◆ WORKING DATA:
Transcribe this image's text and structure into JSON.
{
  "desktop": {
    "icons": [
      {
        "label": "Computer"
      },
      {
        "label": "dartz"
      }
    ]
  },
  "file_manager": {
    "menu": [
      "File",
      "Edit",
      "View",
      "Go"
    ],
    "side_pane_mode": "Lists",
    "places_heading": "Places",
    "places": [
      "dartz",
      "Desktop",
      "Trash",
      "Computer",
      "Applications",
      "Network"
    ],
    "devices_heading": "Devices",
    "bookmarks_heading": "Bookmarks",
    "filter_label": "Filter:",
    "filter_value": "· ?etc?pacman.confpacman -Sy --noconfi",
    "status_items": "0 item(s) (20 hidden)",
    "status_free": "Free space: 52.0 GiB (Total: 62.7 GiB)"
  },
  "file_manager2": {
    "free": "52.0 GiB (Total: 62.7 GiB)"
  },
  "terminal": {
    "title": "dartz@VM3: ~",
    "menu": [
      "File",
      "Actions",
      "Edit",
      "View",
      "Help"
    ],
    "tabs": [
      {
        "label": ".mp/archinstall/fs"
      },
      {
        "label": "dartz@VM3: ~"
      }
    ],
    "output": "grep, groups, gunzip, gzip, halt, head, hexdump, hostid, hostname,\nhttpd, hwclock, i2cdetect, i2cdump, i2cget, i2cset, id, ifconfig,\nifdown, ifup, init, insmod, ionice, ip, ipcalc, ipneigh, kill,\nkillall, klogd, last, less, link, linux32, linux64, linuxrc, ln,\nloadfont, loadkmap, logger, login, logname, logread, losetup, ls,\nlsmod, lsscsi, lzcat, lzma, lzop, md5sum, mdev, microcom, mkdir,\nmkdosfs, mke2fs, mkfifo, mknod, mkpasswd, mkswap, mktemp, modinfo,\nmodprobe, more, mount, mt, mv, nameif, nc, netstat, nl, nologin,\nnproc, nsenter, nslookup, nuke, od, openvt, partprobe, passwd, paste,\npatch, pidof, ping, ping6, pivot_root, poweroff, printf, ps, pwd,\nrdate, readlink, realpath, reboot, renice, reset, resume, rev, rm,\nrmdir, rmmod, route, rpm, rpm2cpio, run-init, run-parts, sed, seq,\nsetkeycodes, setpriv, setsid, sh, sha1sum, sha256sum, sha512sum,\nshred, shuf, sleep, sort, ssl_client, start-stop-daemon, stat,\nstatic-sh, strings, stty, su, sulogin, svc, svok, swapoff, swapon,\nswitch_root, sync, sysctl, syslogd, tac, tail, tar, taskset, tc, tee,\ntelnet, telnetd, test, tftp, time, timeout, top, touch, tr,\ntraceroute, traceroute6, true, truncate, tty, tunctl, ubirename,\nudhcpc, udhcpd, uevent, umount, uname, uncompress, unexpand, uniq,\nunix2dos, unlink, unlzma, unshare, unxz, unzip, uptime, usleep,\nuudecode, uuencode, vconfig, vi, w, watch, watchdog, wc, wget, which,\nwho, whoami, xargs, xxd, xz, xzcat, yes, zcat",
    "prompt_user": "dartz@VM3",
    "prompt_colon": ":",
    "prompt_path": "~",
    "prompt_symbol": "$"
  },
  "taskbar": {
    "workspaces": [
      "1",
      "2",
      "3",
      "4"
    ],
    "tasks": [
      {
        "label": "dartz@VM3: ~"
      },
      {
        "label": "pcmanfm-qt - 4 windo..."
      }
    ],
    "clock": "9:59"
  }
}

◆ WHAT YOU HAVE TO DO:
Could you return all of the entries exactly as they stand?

◆ RESULT FOR THIS TASK:
Transcribe this image's text and structure into JSON.
{
  "desktop": {
    "icons": [
      {
        "label": "Computer"
      },
      {
        "label": "dartz"
      }
    ]
  },
  "file_manager": {
    "menu": [
      "File",
      "Edit",
      "View",
      "Go"
    ],
    "side_pane_mode": "Lists",
    "places_heading": "Places",
    "places": [
      "dartz",
      "Desktop",
      "Trash",
      "Computer",
      "Applications",
      "Network"
    ],
    "devices_heading": "Devices",
    "bookmarks_heading": "Bookmarks",
    "filter_label": "Filter:",
    "filter_value": "· ?etc?pacman.confpacman -Sy --noconfi",
    "status_items": "0 item(s) (20 hidden)",
    "status_free": "Free space: 52.0 GiB (Total: 62.7 GiB)"
  },
  "file_manager2": {
    "free": "52.0 GiB (Total: 62.7 GiB)"
  },
  "terminal": {
    "title": "dartz@VM3: ~",
    "menu": [
      "File",
      "Actions",
      "Edit",
      "View",
      "Help"
    ],
    "tabs": [
      {
        "label": ".mp/archinstall/fs"
      },
      {
        "label": "dartz@VM3: ~"
      }
    ],
    "output": "grep, groups, gunzip, gzip, halt, head, hexdump, hostid, hostname,\nhttpd, hwclock, i2cdetect, i2cdump, i2cget, i2cset, id, ifconfig,\nifdown, ifup, init, insmod, ionice, ip, ipcalc, ipneigh, kill,\nkillall, klogd, last, less, link, linux32, linux64, linuxrc, ln,\nloadfont, loadkmap, logger, login, logname, logread, losetup, ls,\nlsmod, lsscsi, lzcat, lzma, lzop, md5sum, mdev, microcom, mkdir,\nmkdosfs, mke2fs, mkfifo, mknod, mkpasswd, mkswap, mktemp, modinfo,\nmodprobe, more, mount, mt, mv, nameif, nc, netstat, nl, nologin,\nnproc, nsenter, nslookup, nuke, od, openvt, partprobe, passwd, paste,\npatch, pidof, ping, ping6, pivot_root, poweroff, printf, ps, pwd,\nrdate, readlink, realpath, reboot, renice, reset, resume, rev, rm,\nrmdir, rmmod, route, rpm, rpm2cpio, run-init, run-parts, sed, seq,\nsetkeycodes, setpriv, setsid, sh, sha1sum, sha256sum, sha512sum,\nshred, shuf, sleep, sort, ssl_client, start-stop-daemon, stat,\nstatic-sh, strings, stty, su, sulogin, svc, svok, swapoff, swapon,\nswitch_root, sync, sysctl, syslogd, tac, tail, tar, taskset, tc, tee,\ntelnet, telnetd, test, tftp, time, timeout, top, touch, tr,\ntraceroute, traceroute6, true, truncate, tty, tunctl, ubirename,\nudhcpc, udhcpd, uevent, umount, uname, uncompress, unexpand, uniq,\nunix2dos, unlink, unlzma, unshare, unxz, unzip, uptime, usleep,\nuudecode, uuencode, vconfig, vi, w, watch, watchdog, wc, wget, which,\nwho, whoami, xargs, xxd, xz, xzcat, yes, zcat",
    "prompt_user": "dartz@VM3",
    "prompt_colon": ":",
    "prompt_path": "~",
    "prompt_symbol": "$"
  },
  "taskbar": {
    "workspaces": [
      "1",
      "2",
      "3",
      "4"
    ],
    "tasks": [
      {
        "label": "dartz@VM3: ~"
      },
      {
        "label": "pcmanfm-qt - 4 windo..."
      }
    ],
    "clock": "9:59"
  }
}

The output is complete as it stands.